The Transformation Process


At the heart of operations management is the transformation process through which inputs (resources such as labor, money, materials, and energy) are converted into outputs (goods, services, and ideas). The transformation process combines inputs in predetermined ways using different equipment, administrative procedures, and technology to create a product. To ensure that this process generates quality products efficiently, operations managers control the process by taking measurements (feedback) at various points in the transformation process and comparing them to previously established standards. If there is any deviation between the actual and desired outputs, the manager may take some sort of corrective action.

Transformation may take place through one or more processes. In a business that manufactures oak furniture, for example, inputs pass through several processes before being turned into the final outputs—furniture that has been designed to meet the desires of customers. The furniture maker must first strip the oak trees of their bark and saw them into appropriate sizes—one step in the transformation process. Next, the firm dries the strips of oak lumber, a second form of transformation. Third, the dried wood is routed into its appropriate shape and made smooth. Fourth, workers, assemble and treat the wood pieces, then stain or varnish the piece of assembled furniture. Finally, the completed piece of furniture is stored until it can be shipped to customers at the appropriate time.

My Consultancy–Asif J. Mir – Management Consultant–transforms organizations where people have the freedom to be creative, a place that brings out the best in everybody–an open, fair place where people have a sense that what they do matters. For details please visit www.asifjmir.com, and my Lectures.

Executive Summary


The executive summary, sometimes called the epitome, executive overview, management summary, or management overview,  is a brief consideration of the document addressed to managers, who rely on it to cope with the  tremendous amount of paperwork they must read everyday. Generally, managers need only a broad understanding of the projects the organization undertakes and how they fit together into a coherent whole.

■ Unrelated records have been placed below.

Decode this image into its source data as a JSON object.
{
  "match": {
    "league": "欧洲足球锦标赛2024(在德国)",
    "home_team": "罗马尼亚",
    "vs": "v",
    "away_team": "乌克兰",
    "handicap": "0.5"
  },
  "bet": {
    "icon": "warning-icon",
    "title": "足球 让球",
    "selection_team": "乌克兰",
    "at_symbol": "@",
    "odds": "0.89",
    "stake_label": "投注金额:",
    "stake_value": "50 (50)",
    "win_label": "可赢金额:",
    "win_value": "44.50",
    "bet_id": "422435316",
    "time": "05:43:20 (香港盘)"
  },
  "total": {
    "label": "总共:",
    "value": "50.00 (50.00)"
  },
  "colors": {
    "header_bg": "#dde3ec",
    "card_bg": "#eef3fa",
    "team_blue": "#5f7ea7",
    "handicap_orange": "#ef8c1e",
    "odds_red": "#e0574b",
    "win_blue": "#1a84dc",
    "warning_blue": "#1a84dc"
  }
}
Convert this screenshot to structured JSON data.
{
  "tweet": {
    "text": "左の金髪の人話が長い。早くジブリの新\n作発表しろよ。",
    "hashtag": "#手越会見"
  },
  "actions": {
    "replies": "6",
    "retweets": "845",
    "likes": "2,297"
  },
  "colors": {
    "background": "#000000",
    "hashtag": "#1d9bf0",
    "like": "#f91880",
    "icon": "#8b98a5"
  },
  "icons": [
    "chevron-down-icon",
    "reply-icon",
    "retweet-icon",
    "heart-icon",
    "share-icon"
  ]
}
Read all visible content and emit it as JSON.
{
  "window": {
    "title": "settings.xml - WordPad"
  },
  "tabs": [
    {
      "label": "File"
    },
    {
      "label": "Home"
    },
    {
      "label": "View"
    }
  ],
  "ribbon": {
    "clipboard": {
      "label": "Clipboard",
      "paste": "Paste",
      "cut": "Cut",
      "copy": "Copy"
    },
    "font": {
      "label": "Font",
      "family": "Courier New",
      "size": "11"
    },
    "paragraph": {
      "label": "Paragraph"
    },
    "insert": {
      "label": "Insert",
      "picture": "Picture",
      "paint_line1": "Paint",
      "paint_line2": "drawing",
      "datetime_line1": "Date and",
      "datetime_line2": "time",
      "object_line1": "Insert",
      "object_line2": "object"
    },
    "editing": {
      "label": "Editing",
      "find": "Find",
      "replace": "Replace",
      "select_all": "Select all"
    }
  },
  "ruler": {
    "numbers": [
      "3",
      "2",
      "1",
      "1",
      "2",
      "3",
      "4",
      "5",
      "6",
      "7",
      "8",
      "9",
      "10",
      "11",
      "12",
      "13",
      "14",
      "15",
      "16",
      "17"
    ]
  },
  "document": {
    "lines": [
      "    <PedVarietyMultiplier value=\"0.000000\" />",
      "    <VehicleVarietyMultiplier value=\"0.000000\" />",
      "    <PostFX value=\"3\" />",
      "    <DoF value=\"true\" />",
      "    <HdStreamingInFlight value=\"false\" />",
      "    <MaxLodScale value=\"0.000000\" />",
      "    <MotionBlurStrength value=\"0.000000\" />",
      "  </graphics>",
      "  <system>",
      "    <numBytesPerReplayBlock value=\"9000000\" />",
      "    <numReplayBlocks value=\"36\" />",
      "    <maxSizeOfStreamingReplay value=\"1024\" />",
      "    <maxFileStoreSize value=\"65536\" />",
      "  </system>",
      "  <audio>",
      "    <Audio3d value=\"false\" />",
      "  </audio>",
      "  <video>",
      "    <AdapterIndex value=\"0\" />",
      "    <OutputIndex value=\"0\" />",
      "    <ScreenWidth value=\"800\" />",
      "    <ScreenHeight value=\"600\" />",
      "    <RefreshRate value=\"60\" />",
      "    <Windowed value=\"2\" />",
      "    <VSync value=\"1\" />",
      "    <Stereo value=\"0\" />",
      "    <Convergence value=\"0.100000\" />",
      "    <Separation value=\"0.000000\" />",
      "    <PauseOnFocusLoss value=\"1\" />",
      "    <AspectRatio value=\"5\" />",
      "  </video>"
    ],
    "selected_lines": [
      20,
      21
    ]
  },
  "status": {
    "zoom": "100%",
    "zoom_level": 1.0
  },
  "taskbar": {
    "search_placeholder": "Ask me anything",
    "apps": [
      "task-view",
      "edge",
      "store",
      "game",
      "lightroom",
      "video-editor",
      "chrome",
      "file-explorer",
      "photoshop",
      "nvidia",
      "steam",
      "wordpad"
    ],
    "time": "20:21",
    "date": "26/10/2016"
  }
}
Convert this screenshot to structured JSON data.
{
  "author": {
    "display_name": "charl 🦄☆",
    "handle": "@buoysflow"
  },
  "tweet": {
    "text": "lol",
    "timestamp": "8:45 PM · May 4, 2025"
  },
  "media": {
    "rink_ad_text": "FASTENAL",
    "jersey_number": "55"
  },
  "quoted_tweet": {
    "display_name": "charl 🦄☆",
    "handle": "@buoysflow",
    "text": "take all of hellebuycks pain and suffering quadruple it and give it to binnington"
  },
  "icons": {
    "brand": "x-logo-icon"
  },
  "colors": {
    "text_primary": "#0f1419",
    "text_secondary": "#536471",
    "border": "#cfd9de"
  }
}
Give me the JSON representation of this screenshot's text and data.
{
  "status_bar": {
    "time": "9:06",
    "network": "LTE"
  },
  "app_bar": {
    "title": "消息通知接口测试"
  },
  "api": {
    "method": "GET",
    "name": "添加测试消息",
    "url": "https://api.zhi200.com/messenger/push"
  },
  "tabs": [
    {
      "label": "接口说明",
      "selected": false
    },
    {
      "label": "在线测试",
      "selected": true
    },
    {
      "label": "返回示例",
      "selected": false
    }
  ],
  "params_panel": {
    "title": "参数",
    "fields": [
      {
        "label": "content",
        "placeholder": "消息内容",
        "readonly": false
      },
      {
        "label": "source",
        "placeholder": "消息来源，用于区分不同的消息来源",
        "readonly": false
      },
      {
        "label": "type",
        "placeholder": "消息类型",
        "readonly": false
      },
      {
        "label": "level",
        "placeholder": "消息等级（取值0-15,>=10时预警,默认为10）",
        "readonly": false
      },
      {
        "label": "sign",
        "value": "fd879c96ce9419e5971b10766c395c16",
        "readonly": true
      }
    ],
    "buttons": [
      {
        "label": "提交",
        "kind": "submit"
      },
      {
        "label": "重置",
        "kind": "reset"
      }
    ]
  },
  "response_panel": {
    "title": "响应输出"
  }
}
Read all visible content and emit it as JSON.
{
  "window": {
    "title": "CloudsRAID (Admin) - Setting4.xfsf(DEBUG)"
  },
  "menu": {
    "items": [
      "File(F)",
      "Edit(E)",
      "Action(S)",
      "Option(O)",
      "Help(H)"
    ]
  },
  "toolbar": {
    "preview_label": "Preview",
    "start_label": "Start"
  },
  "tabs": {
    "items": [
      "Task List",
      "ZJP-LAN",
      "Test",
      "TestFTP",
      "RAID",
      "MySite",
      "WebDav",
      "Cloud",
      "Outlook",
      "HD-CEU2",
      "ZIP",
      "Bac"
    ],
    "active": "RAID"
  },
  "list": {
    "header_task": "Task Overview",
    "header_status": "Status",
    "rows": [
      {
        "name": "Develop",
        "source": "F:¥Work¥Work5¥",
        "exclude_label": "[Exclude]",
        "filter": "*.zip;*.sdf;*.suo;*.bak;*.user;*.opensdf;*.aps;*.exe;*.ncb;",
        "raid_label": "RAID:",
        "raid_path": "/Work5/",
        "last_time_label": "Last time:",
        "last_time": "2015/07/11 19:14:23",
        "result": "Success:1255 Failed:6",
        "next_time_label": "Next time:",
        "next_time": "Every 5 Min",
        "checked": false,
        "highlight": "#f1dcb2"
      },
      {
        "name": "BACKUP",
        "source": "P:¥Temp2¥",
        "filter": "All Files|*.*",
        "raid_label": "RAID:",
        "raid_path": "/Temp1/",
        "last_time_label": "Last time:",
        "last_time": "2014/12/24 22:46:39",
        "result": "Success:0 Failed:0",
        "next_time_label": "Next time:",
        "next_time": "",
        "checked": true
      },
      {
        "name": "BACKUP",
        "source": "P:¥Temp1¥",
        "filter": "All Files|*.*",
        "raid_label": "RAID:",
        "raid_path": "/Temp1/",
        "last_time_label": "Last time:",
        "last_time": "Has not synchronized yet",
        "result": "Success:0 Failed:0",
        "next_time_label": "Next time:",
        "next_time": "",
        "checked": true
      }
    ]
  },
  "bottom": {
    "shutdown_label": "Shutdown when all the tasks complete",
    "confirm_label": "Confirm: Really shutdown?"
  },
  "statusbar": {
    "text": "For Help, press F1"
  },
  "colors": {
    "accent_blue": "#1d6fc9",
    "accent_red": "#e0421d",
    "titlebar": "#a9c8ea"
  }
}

An executive summary for a document under 20 pages is typically one page (double spaced). For a longer document the maximum length is often calculated as a percentage of the document, such as 5 percent.

The executive summary presents information to managers in two parts:

  1. Background: this section explains the background of the project: the specific problem or opportunity—what was not working effectively or efficiently, or what potential modification of a procedure or product had to be analyzed.
  2. Major findings and implications: the methods are covered in only one or two sentences. The conclusions and recommendations, however, receive a full paragraph.

An executive summary differs from an informative abstract. An abstract focuses on the technical subject (such as whether the new radio based system effectively monitors the energy usage); an executive summary concentrates on whether the system can improve operations at a particular company.

My Consultancy–Asif J. Mir – Management Consultant–transforms organizations where people have the freedom to be creative, a place that brings out the best in everybody–an open, fair place where people have a sense that what they do matters. For details please visit www.asifjmir.com, and my Lectures.

Use Project Management


Management is usually viewed as continuous process that lasts without a break for the whole of your organization’s life. But some jobs are clearly projects; they do a specific job, have a distinct beginning and end and a fixed duration. When the job is done, the project is finished.

 

People have developed special approaches to project management. A project manager often has overall control and can have very wide-ranging responsibilities. The project team does not follow the usual ‘line of authority,’ but is seconded from line functions. This gives a matrix structure where people have divided responsibilities. The control of projects is made easier by dividing them into phases running from conceptual design through to termination. There are special methods for planning projects.

 

Managers have increasingly realized that they can use these methods in their everyday work. You probably find that a lot of your work is not continuous, but consists of a series of projects. Consultants work for different clients, software houses work on different packages, marketing departments run a series of promotions.

 

Project management can bring a lot of advantages to your work. It gives the expected times for some key activities, and the computer automatically prints schedules for activities and all resources. More generally, project teams have the benefits of:

  • Using management methods that recognize the nature of projects;
  • Solving problems quickly, as the right people are assembled to concentrate on a solution.
  • Spreading expertise around the organization, as team members move on to new projects and share their experiences;
  • Using resources efficiently, as they are released to other projects when not needed;
  • Tightly controlling operations, with constant feedback on progress.

 This does not mean, of course, that project management is better than continuous management. But project management does give an additional set of management tools that you might find useful.

 

My Consultancy–Asif J. Mir – Management Consultant–transforms organizations where people have the freedom to be creative, a place that brings out the best in everybody–an open, fair place where people have a sense that what they do matters. For details please visit www.asifjmir.com, Line of Sight